# Best way to do coupled numerical integration

What is the best way to evaluate coupled integrations using NIntegrate? For eaxmple for the following function,

func = f[x2]*g[x1]


with (for demonstration),

f[x2]=x2 and g[x1]=x1


which I want to integrate from x1->{x2,1} and x2->{0,1}. Note that the x1 integration starts from x2.

test1=Integrate[f[x2]*Integrate[g[x1],{x1,x2,1}],{x2,0,1}] (*Analytic*)
test2=NIntegrate[f[x2]*NIntegrate[g[x1],{x1,x2,1}],{x2,0,1}] (*Numerical*)


test2 in fact gives correct result (0.125 in this case), however it also comes with the following error:

NIntegrate::nlim: x1 = x2 is not a valid limit of integration.


Can anyone suggest to do this kind of numerical integration in efficient way?
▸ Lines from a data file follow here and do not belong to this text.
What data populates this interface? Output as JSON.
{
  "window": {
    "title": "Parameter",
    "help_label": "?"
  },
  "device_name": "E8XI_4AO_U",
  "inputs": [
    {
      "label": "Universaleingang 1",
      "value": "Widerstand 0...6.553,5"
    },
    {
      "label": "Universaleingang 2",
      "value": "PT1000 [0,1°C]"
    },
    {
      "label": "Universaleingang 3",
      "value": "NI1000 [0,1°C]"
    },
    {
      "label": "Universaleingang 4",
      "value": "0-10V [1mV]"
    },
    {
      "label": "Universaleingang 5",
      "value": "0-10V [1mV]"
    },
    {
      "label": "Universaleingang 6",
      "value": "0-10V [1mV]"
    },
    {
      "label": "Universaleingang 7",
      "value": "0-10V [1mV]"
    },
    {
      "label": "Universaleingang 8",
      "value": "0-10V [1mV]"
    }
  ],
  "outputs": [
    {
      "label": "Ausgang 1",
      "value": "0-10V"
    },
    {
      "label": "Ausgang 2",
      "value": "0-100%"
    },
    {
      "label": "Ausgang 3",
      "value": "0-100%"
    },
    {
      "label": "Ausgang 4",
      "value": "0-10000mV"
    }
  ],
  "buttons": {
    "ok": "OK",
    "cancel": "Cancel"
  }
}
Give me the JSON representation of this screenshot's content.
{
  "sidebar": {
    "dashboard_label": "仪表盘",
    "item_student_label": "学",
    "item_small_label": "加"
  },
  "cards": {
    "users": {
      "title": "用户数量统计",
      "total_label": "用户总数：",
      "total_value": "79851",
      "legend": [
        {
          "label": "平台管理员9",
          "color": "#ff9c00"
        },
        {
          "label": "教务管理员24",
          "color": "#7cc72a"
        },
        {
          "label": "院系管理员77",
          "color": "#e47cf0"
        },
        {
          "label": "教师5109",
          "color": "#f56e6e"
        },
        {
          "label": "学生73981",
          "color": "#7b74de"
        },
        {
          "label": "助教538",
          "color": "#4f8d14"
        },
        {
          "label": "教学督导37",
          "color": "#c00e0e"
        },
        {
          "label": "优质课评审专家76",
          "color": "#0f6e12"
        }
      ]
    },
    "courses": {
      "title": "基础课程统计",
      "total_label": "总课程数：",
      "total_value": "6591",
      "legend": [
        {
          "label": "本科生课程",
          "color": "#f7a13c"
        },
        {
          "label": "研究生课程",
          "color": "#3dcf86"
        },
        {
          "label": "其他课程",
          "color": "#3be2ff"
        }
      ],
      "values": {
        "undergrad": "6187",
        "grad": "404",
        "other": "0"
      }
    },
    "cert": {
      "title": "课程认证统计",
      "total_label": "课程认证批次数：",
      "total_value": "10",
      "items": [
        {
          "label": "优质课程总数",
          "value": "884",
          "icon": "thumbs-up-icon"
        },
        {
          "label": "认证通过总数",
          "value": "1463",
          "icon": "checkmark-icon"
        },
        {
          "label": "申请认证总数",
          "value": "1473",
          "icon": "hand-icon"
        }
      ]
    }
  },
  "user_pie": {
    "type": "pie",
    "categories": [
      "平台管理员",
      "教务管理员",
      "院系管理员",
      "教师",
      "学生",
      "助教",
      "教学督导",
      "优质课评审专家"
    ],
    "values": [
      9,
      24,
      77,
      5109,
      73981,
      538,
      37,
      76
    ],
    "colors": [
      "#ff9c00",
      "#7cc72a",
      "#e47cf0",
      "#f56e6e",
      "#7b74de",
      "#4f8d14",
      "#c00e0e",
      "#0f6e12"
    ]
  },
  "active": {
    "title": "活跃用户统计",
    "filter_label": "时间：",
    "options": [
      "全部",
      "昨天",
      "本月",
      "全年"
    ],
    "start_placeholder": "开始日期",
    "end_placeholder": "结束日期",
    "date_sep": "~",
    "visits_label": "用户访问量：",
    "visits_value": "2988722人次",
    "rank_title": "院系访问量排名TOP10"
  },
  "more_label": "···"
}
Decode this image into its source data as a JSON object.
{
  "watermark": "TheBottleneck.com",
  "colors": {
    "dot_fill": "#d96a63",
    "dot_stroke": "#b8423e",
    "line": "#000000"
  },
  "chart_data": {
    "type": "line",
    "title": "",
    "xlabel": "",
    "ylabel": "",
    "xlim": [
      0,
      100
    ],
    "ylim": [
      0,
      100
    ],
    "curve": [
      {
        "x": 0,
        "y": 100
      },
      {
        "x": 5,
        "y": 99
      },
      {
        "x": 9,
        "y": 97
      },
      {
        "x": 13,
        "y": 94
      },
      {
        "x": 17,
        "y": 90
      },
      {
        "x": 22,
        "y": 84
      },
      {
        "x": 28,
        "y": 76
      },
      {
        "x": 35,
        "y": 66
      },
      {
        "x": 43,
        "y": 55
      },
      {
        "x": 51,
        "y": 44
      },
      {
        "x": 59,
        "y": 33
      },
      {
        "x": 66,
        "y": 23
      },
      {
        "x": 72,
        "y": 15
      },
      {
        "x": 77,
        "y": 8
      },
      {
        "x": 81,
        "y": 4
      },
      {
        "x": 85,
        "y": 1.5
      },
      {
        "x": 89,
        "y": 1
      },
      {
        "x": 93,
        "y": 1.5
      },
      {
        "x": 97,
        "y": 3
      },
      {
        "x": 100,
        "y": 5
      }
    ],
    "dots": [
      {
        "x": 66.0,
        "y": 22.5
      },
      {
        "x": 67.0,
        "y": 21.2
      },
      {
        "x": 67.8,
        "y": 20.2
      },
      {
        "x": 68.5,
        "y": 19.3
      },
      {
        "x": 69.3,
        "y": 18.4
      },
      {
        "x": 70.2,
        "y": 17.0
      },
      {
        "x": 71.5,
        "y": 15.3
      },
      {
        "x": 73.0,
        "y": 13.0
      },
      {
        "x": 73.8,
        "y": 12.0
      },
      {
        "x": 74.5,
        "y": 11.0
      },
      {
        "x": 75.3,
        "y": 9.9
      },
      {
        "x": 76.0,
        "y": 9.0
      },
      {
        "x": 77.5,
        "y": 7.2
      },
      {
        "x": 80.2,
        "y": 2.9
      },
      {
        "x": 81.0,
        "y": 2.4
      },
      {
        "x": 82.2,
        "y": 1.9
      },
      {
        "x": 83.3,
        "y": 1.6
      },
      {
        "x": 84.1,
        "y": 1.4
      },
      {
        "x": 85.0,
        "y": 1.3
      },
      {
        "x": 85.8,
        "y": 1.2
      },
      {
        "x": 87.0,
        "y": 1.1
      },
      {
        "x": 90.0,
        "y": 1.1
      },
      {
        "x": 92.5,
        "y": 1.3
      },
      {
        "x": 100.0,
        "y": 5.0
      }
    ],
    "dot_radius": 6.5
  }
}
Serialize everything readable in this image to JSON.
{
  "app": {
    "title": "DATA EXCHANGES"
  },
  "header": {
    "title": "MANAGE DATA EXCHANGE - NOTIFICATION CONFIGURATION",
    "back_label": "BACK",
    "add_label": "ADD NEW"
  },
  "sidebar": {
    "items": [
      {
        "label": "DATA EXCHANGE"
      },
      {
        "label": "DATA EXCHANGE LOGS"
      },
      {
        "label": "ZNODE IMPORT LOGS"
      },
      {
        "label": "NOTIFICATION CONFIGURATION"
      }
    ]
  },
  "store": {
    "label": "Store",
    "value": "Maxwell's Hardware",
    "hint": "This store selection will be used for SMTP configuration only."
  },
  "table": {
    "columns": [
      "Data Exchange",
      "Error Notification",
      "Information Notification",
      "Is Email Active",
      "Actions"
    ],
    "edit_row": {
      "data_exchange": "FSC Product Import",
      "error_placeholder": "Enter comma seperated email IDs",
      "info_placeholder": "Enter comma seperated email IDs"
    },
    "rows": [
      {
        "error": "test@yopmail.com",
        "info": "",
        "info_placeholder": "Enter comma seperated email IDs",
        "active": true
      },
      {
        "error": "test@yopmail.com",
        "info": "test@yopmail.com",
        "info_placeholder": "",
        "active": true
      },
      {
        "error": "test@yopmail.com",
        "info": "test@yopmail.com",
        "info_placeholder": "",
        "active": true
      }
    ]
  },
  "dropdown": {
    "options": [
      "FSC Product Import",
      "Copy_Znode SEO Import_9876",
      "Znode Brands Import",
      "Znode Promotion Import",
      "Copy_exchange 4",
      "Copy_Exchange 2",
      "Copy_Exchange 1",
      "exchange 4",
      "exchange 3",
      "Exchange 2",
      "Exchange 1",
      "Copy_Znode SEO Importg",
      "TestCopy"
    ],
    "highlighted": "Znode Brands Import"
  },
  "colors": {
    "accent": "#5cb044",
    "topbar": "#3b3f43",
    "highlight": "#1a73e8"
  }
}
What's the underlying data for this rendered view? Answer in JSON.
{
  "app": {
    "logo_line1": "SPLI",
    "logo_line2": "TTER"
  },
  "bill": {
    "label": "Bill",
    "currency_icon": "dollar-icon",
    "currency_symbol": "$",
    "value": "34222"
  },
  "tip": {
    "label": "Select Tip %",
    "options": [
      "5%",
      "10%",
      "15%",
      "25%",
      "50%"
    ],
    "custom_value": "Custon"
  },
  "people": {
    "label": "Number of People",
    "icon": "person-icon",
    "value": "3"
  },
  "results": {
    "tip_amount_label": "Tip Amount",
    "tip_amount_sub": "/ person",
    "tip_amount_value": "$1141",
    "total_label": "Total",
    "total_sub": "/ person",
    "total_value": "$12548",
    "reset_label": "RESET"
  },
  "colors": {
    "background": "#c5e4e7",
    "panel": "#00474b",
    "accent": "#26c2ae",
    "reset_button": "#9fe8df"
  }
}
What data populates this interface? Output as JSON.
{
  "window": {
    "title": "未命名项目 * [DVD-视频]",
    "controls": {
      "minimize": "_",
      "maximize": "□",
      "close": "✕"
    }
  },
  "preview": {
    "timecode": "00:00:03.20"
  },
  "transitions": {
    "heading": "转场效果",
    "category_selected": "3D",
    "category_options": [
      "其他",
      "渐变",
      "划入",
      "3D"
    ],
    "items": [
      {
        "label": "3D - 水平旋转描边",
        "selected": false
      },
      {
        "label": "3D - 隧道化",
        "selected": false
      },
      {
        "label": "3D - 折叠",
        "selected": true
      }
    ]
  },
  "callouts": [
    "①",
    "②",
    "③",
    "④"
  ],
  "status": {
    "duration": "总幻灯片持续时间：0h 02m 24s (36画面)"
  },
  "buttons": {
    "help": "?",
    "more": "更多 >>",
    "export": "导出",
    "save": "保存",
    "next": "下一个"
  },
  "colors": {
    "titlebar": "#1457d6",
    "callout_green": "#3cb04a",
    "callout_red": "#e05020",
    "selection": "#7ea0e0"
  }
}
• Integrate[x1 x2, {x2, 0, 1}, {x1, x2, 1}]? – eyorble May 9 '18 at 16:19
• NIntegrate[x1 x2, {x2, 0, 1}, {x1, x2, 1}] gives correct result without error. But what is the problem if I do NIntegrate[x1 x2, {x1, x2, 1},{x2, 0, 1}] ? – Boogeyman May 9 '18 at 16:22
• The earlier integration ranges precede the definitions of the later integration ranges, and thus cannot depend on them. – eyorble May 9 '18 at 16:26
• Sorry, but x1 integration is done first no? I wonder why NIntegrate[f[x2]*NIntegrate[g[x1],{x1,x2,1}],{x2,0,1}] shows error where the ordering is as it should be. – Boogeyman May 9 '18 at 16:40
• No, in Integrate the integration is done in the order that the integration ranges are specified. Without nested integrals, so long as the space of integration is the same the integral itself is the same. With nested integrals, it's a question of if the phase space is actually the same, but considering that they're separable (x1 and x2 are independent), they are, so it is. In the integration command you mention though, x2 is done first since it's on the outside. – eyorble May 9 '18 at 16:49